This article determines the weakest failure detectors to implement shared atomic objects in a distributed system with crash-prone processes. We first determine the weakest failure detector for the basic register object. We then use that to determine the weakest failure detector for all popular atomic objects including test-and-set, fetch-and-add, queue,(More)
In the set-agreement problem, n processes seek to agree on at most n−1 different values. This paper determines the weakest failure detector to solve this problem in a message-passing system where processes may fail by crashing. This failure detector, called the Loneliness detector and denoted L, outputs one of two values, " true " or " false " such that:(More)

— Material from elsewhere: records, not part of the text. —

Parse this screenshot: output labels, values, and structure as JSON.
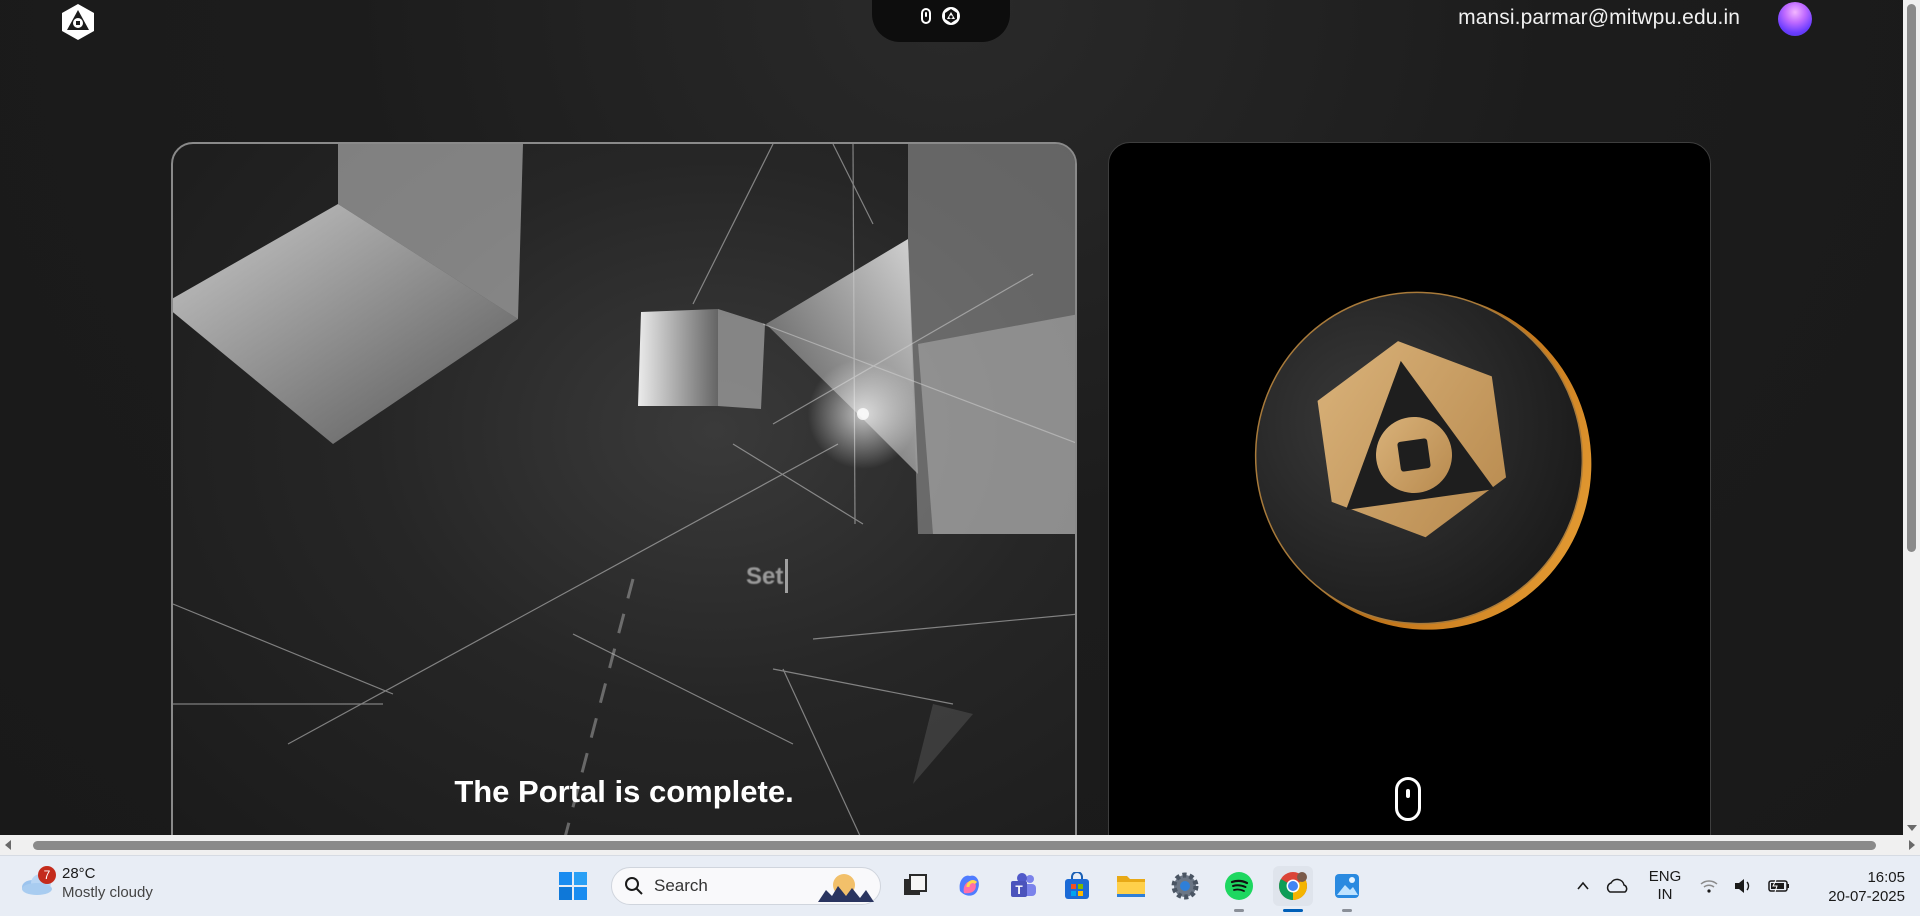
{
  "header": {
    "user_email": "mansi.parmar@mitwpu.edu.in"
  },
  "hero": {
    "caption": "The Portal is complete.",
    "overlay_text": "Set"
  },
  "taskbar": {
    "weather": {
      "badge": "7",
      "temperature": "28°C",
      "condition": "Mostly cloudy"
    },
    "search_placeholder": "Search",
    "apps": [
      "windows-start",
      "task-view",
      "copilot",
      "teams",
      "microsoft-store",
      "file-explorer",
      "settings",
      "spotify",
      "chrome",
      "photos"
    ],
    "language_line1": "ENG",
    "language_line2": "IN",
    "time": "16:05",
    "date": "20-07-2025"
  },
  "colors": {
    "page_bg": "#1b1b1b",
    "coin_gold": "#c9a063",
    "accent_blue": "#005fb8"
  }
}
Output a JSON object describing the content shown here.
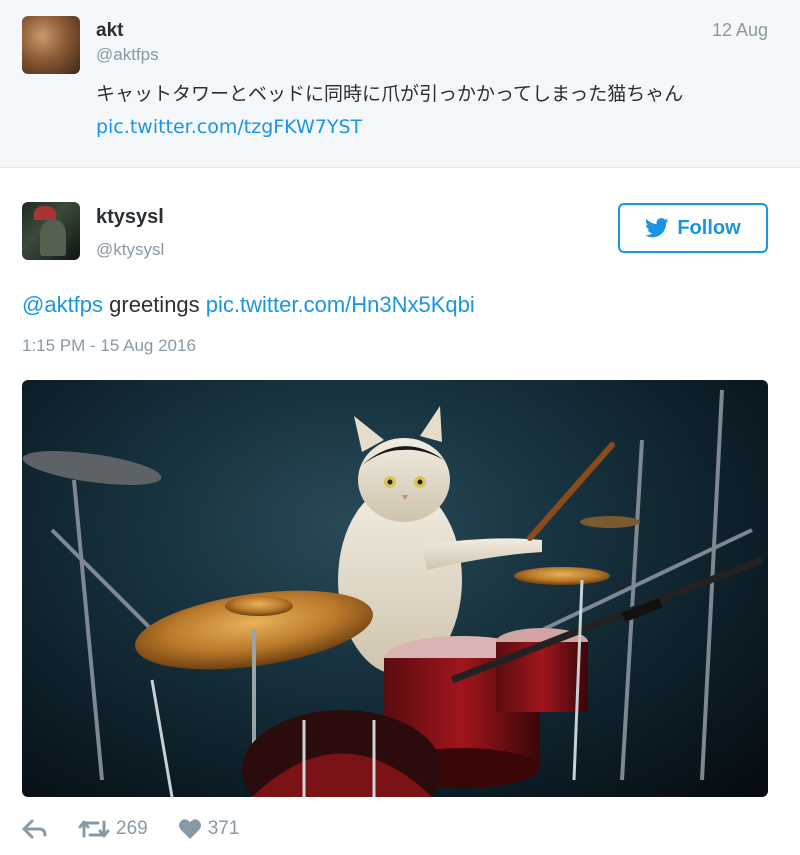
{
  "parent_tweet": {
    "author_name": "akt",
    "author_handle": "@aktfps",
    "date": "12 Aug",
    "text": "キャットタワーとベッドに同時に爪が引っかかってしまった猫ちゃん",
    "link": "pic.twitter.com/tzgFKW7YST"
  },
  "tweet": {
    "author_name": "ktysysl",
    "author_handle": "@ktysysl",
    "follow_label": "Follow",
    "mention": "@aktfps",
    "body": "greetings",
    "link": "pic.twitter.com/Hn3Nx5Kqbi",
    "timestamp": "1:15 PM - 15 Aug 2016",
    "retweet_count": "269",
    "like_count": "371"
  },
  "colors": {
    "link": "#1b95e0",
    "muted": "#8899a6",
    "parent_bg": "#f5f8fa"
  },
  "icons": {
    "follow": "twitter-bird-icon",
    "reply": "reply-icon",
    "retweet": "retweet-icon",
    "like": "heart-icon"
  }
}
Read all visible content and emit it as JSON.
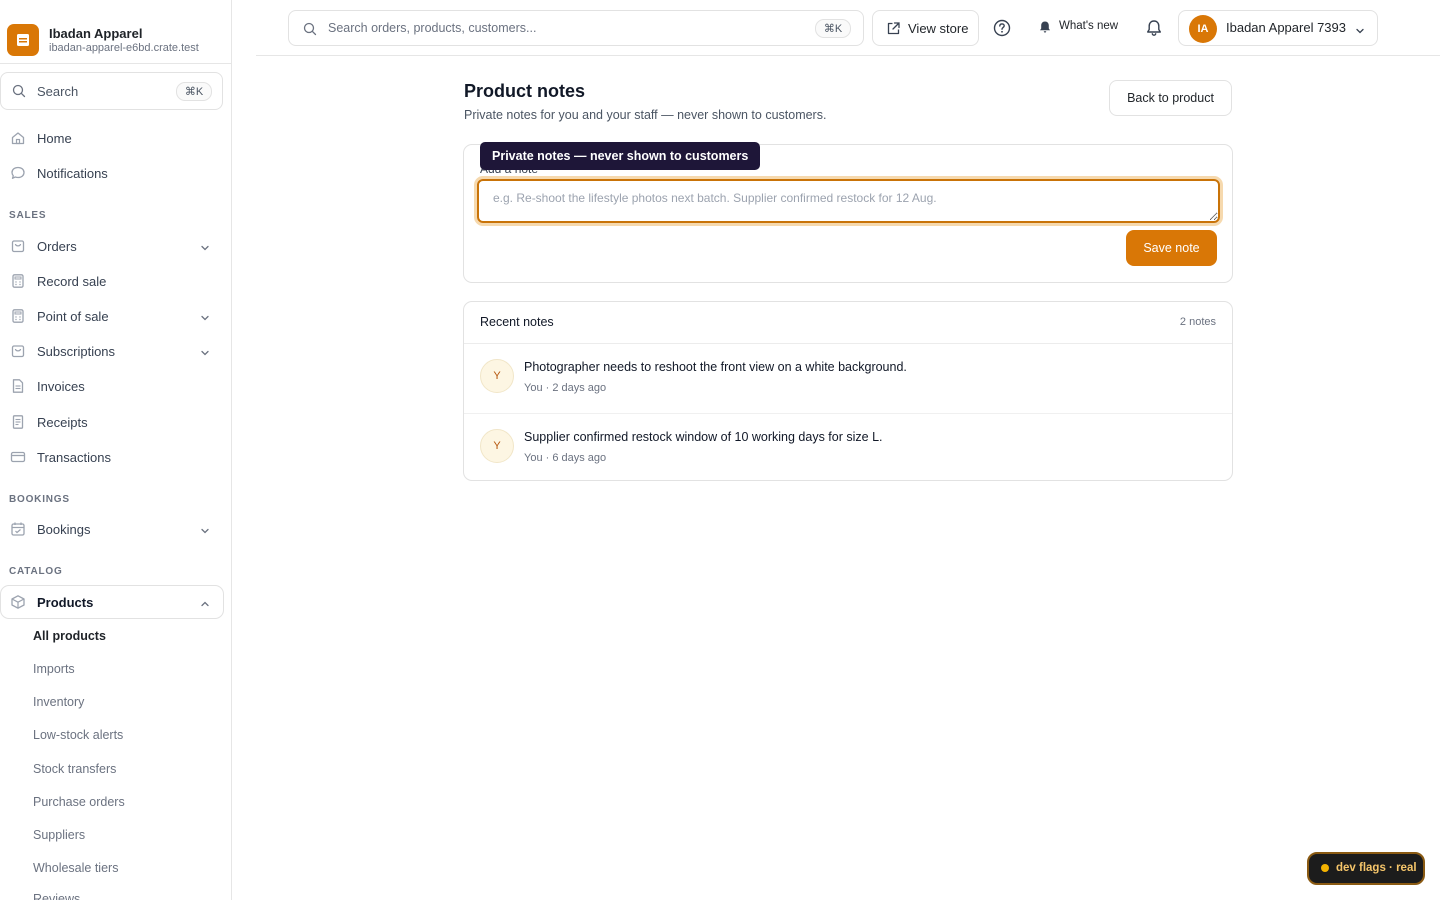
{
  "brand": {
    "name": "Ibadan Apparel",
    "domain": "ibadan-apparel-e6bd.crate.test",
    "accent": "#d97706"
  },
  "sidebar": {
    "search_label": "Search",
    "search_kbd": "⌘K",
    "top_items": [
      {
        "label": "Home",
        "icon": "home-icon"
      },
      {
        "label": "Notifications",
        "icon": "chat-bubble-icon"
      }
    ],
    "sections": {
      "sales": "SALES",
      "bookings": "BOOKINGS",
      "catalog": "CATALOG"
    },
    "sales_items": [
      {
        "label": "Orders",
        "icon": "bag-icon",
        "expandable": true
      },
      {
        "label": "Record sale",
        "icon": "calculator-icon",
        "expandable": false
      },
      {
        "label": "Point of sale",
        "icon": "calculator-icon",
        "expandable": true
      },
      {
        "label": "Subscriptions",
        "icon": "bag-icon",
        "expandable": true
      },
      {
        "label": "Invoices",
        "icon": "document-icon",
        "expandable": false
      },
      {
        "label": "Receipts",
        "icon": "receipt-icon",
        "expandable": false
      },
      {
        "label": "Transactions",
        "icon": "card-icon",
        "expandable": false
      }
    ],
    "bookings_items": [
      {
        "label": "Bookings",
        "icon": "calendar-icon",
        "expandable": true
      }
    ],
    "catalog_items": [
      {
        "label": "Products",
        "icon": "box-icon",
        "expanded": true
      }
    ],
    "product_sub_items": [
      "All products",
      "Imports",
      "Inventory",
      "Low-stock alerts",
      "Stock transfers",
      "Purchase orders",
      "Suppliers",
      "Wholesale tiers",
      "Reviews"
    ],
    "current_sub_item": "All products"
  },
  "topbar": {
    "search_placeholder": "Search orders, products, customers...",
    "search_kbd": "⌘K",
    "view_store": "View store",
    "whats_new": "What's new",
    "account_initials": "IA",
    "account_name": "Ibadan Apparel 7393"
  },
  "main": {
    "title": "Product notes",
    "subtitle": "Private notes for you and your staff — never shown to customers.",
    "back_button": "Back to product",
    "add_note_label": "Add a note",
    "tooltip": "Private notes — never shown to customers",
    "note_placeholder": "e.g. Re-shoot the lifestyle photos next batch. Supplier confirmed restock for 12 Aug.",
    "note_value": "",
    "save_button": "Save note"
  },
  "recent": {
    "title": "Recent notes",
    "count": "2 notes",
    "notes": [
      {
        "initial": "Y",
        "text": "Photographer needs to reshoot the front view on a white background.",
        "meta": "You · 2 days ago"
      },
      {
        "initial": "Y",
        "text": "Supplier confirmed restock window of 10 working days for size L.",
        "meta": "You · 6 days ago"
      }
    ]
  },
  "dev_flags": "dev flags · real"
}
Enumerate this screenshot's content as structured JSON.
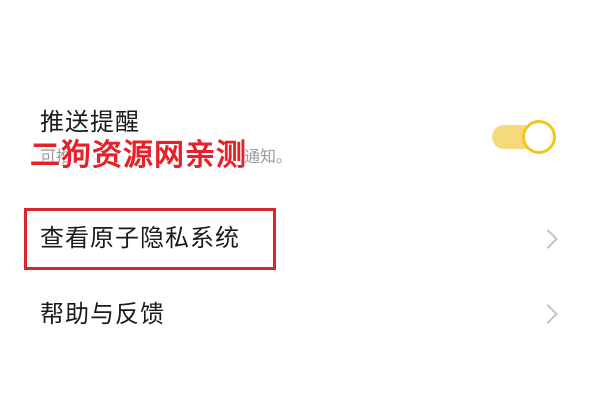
{
  "settings": {
    "push": {
      "title": "推送提醒",
      "description_start": "可推",
      "description_end": "通知。",
      "toggle_on": true,
      "toggle_color": "#f2c61f"
    },
    "privacy": {
      "label": "查看原子隐私系统",
      "chevron_icon": "chevron-right-icon",
      "highlight_color": "#d8262d"
    },
    "help": {
      "label": "帮助与反馈",
      "chevron_icon": "chevron-right-icon"
    }
  },
  "watermark": {
    "text": "二狗资源网亲测",
    "color": "#e8202a"
  }
}
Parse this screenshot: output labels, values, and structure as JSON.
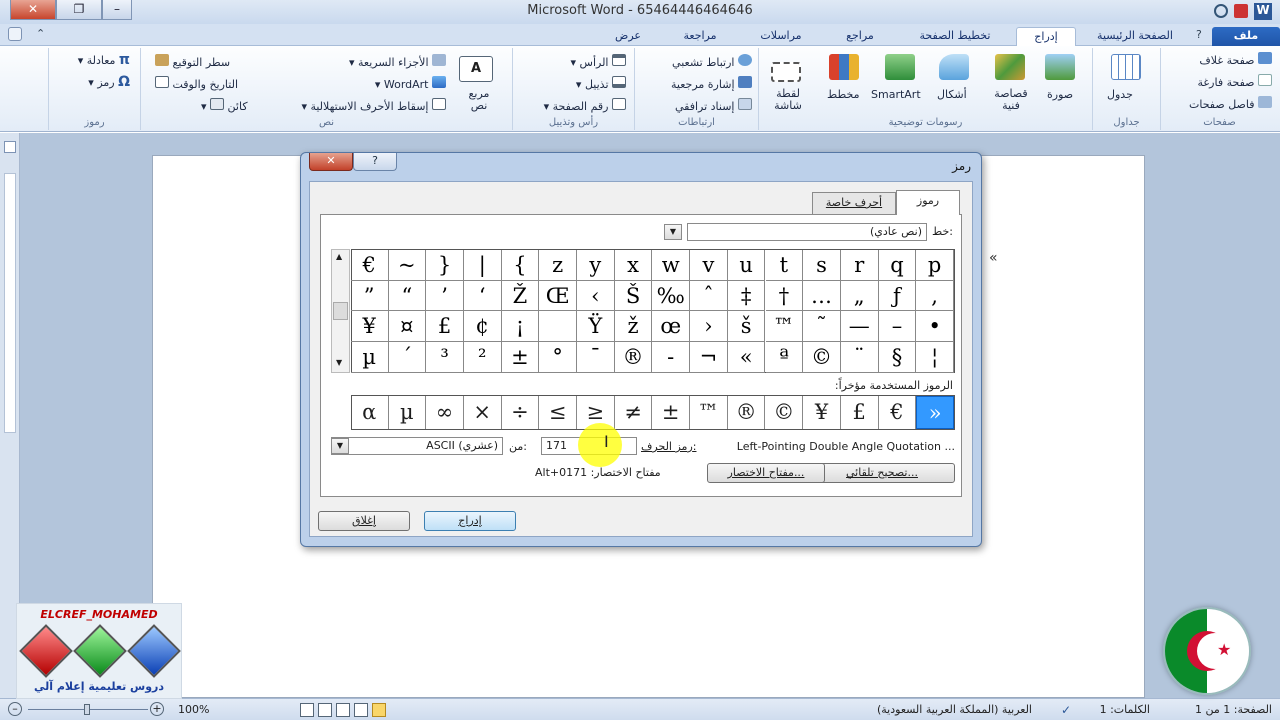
{
  "window": {
    "title": "Microsoft Word  -  65464446464646",
    "minimize": "–",
    "restore": "❐",
    "close": "✕"
  },
  "tabs": [
    "ملف",
    "الصفحة الرئيسية",
    "إدراج",
    "تخطيط الصفحة",
    "مراجع",
    "مراسلات",
    "مراجعة",
    "عرض"
  ],
  "ribbon": {
    "pages": {
      "label": "صفحات",
      "items": [
        "صفحة غلاف",
        "صفحة فارغة",
        "فاصل صفحات"
      ]
    },
    "tables": {
      "label": "جداول",
      "items": [
        "جدول"
      ]
    },
    "illustrations": {
      "label": "رسومات توضيحية",
      "items": [
        "صورة",
        "قصاصة فنية",
        "أشكال",
        "SmartArt",
        "مخطط",
        "لقطة شاشة"
      ]
    },
    "links": {
      "label": "ارتباطات",
      "items": [
        "ارتباط تشعبي",
        "إشارة مرجعية",
        "إسناد ترافقي"
      ]
    },
    "header_footer": {
      "label": "رأس وتذييل",
      "items": [
        "الرأس",
        "تذييل",
        "رقم الصفحة"
      ]
    },
    "text": {
      "label": "نص",
      "textbox": "مربع نص",
      "items": [
        "الأجزاء السريعة",
        "WordArt",
        "إسقاط الأحرف الاستهلالية",
        "سطر التوقيع",
        "التاريخ والوقت",
        "كائن"
      ]
    },
    "symbols": {
      "label": "رموز",
      "items": [
        "معادلة",
        "رمز"
      ]
    }
  },
  "dialog": {
    "title": "رمز",
    "help": "?",
    "close": "✕",
    "tabs": [
      "رموز",
      "أحرف خاصة"
    ],
    "font_label": "خط:",
    "font_value": "(نص عادي)",
    "grid": [
      [
        "p",
        "q",
        "r",
        "s",
        "t",
        "u",
        "v",
        "w",
        "x",
        "y",
        "z",
        "{",
        "|",
        "}",
        "~",
        "€"
      ],
      [
        ",",
        "ƒ",
        "„",
        "…",
        "†",
        "‡",
        "ˆ",
        "‰",
        "Š",
        "‹",
        "Œ",
        "Ž",
        "‘",
        "’",
        "“",
        "”"
      ],
      [
        "•",
        "–",
        "—",
        "˜",
        "™",
        "š",
        "›",
        "œ",
        "ž",
        "Ÿ",
        " ",
        "¡",
        "¢",
        "£",
        "¤",
        "¥"
      ],
      [
        "¦",
        "§",
        "¨",
        "©",
        "ª",
        "«",
        "¬",
        "-",
        "®",
        "¯",
        "°",
        "±",
        "²",
        "³",
        "´",
        "µ"
      ]
    ],
    "recent_label": "الرموز المستخدمة مؤخراً:",
    "recent": [
      "»",
      "€",
      "£",
      "¥",
      "©",
      "®",
      "™",
      "±",
      "≠",
      "≥",
      "≤",
      "÷",
      "×",
      "∞",
      "µ",
      "α"
    ],
    "char_name": "Left-Pointing Double Angle Quotation ...",
    "char_code_label": "رمز الحرف:",
    "char_code": "171",
    "from_label": "من:",
    "from_value": "ASCII (عشري)",
    "autocorrect": "تصحيح تلقائي...",
    "shortcut_key": "مفتاح الاختصار...",
    "shortcut_label": "مفتاح الاختصار: Alt+0171",
    "insert": "إدراج",
    "cancel": "إغلاق"
  },
  "status": {
    "page": "الصفحة: 1 من 1",
    "words": "الكلمات: 1",
    "language": "العربية (المملكة العربية السعودية)",
    "zoom": "100%"
  },
  "watermark": {
    "channel": "ELCREF_MOHAMED",
    "subtitle": "دروس تعليمية إعلام آلي"
  },
  "colors": {
    "accent": "#2d6bc4",
    "selection": "#3399ff",
    "highlight": "#ffff00"
  }
}
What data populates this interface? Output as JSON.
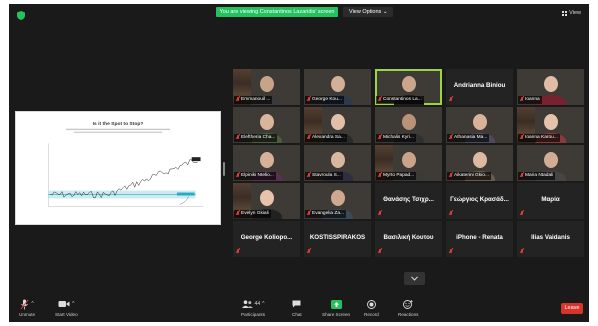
{
  "top_bar": {
    "banner": "You are viewing Constantinos Lazaridis' screen",
    "view_options": "View Options",
    "view_label": "View"
  },
  "shared_slide": {
    "title": "Is it the Spot to Stop?"
  },
  "participants": [
    {
      "name": "Emmanouil ...",
      "style": "video",
      "face": "#c7a489",
      "shirt": "#3a3a3a",
      "muted": true
    },
    {
      "name": "George Kou...",
      "style": "video",
      "face": "#d4b096",
      "shirt": "#2c3a4a",
      "muted": true
    },
    {
      "name": "Constantinos La...",
      "style": "video",
      "face": "#caa68c",
      "shirt": "#1e1e1e",
      "muted": true,
      "active": true
    },
    {
      "name": "Andrianna Biniou",
      "style": "name",
      "muted": true
    },
    {
      "name": "Ioanna",
      "style": "video",
      "face": "#e0bca4",
      "shirt": "#7a2130",
      "muted": true
    },
    {
      "name": "Eleftheria Cha...",
      "style": "video",
      "face": "#d9b59c",
      "shirt": "#4c5c3c",
      "muted": true
    },
    {
      "name": "Alexandra Sa...",
      "style": "video",
      "face": "#e2c0a8",
      "shirt": "#2a2a2a",
      "muted": true
    },
    {
      "name": "Michalis Kyri...",
      "style": "video",
      "face": "#b89378",
      "shirt": "#303030",
      "muted": true
    },
    {
      "name": "Athanasia Ma...",
      "style": "video",
      "face": "#d8b39a",
      "shirt": "#4a4a5a",
      "muted": true
    },
    {
      "name": "Ioanna Karou...",
      "style": "video",
      "face": "#e4c3aa",
      "shirt": "#8a3a3a",
      "muted": true
    },
    {
      "name": "Elpiniki Ntelio...",
      "style": "video",
      "face": "#d6b197",
      "shirt": "#5a3050",
      "muted": true
    },
    {
      "name": "Stavroula S...",
      "style": "video",
      "face": "#d9b69e",
      "shirt": "#2e2e3e",
      "muted": true
    },
    {
      "name": "Myrto Papad...",
      "style": "video",
      "face": "#caa48a",
      "shirt": "#3a3a3a",
      "muted": true
    },
    {
      "name": "Aikaterini Gkio...",
      "style": "video",
      "face": "#dcb9a0",
      "shirt": "#6a5a4a",
      "muted": true
    },
    {
      "name": "Maria Ntadali",
      "style": "video",
      "face": "#d2ad93",
      "shirt": "#454545",
      "muted": true
    },
    {
      "name": "Evelyn Gkiali",
      "style": "video",
      "face": "#e5c4ab",
      "shirt": "#222222",
      "muted": true
    },
    {
      "name": "Evangelia Za...",
      "style": "video",
      "face": "#cfa98f",
      "shirt": "#3a4a5a",
      "muted": true
    },
    {
      "name": "Θανάσης Τσιχρ...",
      "style": "name",
      "muted": true
    },
    {
      "name": "Γεώργιος Κρασάδ...",
      "style": "name",
      "muted": true
    },
    {
      "name": "Μαρία",
      "style": "name",
      "muted": true
    },
    {
      "name": "George Koliopo...",
      "style": "name",
      "muted": true
    },
    {
      "name": "KOSTISSPIRAKOS",
      "style": "name",
      "muted": true
    },
    {
      "name": "Βασιλική Κουτου",
      "style": "name",
      "muted": true
    },
    {
      "name": "iPhone - Renata",
      "style": "name",
      "muted": true
    },
    {
      "name": "Ilias Vaidanis",
      "style": "name",
      "muted": true
    }
  ],
  "toolbar": {
    "unmute": "Unmute",
    "start_video": "Start Video",
    "participants": "Participants",
    "participant_count": "44",
    "chat": "Chat",
    "share_screen": "Share Screen",
    "record": "Record",
    "reactions": "Reactions",
    "leave": "Leave"
  },
  "colors": {
    "background": "#1a1a1a",
    "banner": "#23c25c",
    "active_speaker": "#9bd63c",
    "leave": "#d9342b",
    "muted_icon": "#e23a3a"
  }
}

This paper defines the fault-tolerant mutual exclusion problem in a message-passing asynchronous system and determines the weakest failure detector to solve the problem. This failure detector, which we call the trusting failure detector, and which we denote by T , is strictly weaker than the perfect failure detector P but strictly stronger than the(More)
We study the feasibility and cost of implementing &#937;---a fundamental failure detector at the core of many algorithms---in systems with weak reliability and synchrony assumptions. Intuitively, &#937; allows processes to eventually elect a common leader. We first give an algorithm that implements &#937; in a weak system <i>S</i> where processes are(More)
We determine the weakest failure detectors to solve several fundamental problems in distributed message-passing systems, for <i>all</i> environments -- i.e., regardless of the number and timing of crashes. The problems that we consider are: implementing an atomic register, solving consensus, solving quittable consensus (a variant of consensus in which(More)
At vobis male sit, malae tenebrae Orci, quae omnia bella devoratis: tam bellum mihi passerem abstulistis. [6] Abstract In the population protocol model introduced by Angluin et al. [2], a collection of agents, which are modelled by finite state machines, move around unpredictably and have pairwise interactions. The ability of such systems to compute(More)
We consider the problem of generic broadcast in asynchronous systems with crashes, a problem that was rst studied in 12]. Roughly speaking, given a \connict" relation on the set of messages, generic broadcast ensures that any t wo messages that connict are delivered in the same orderr messages that do not connict may be delivered in diierent order. In this(More)
At the heart of distributed computing lies the fundamental result that the level of agreement that can be obtained in an asynchronous shared memory model where t processes can crash is exactly t + 1. In other words, an adversary that can crash any subset of size at most t can prevent the processes from agreeing on t values. But what about all the other(More)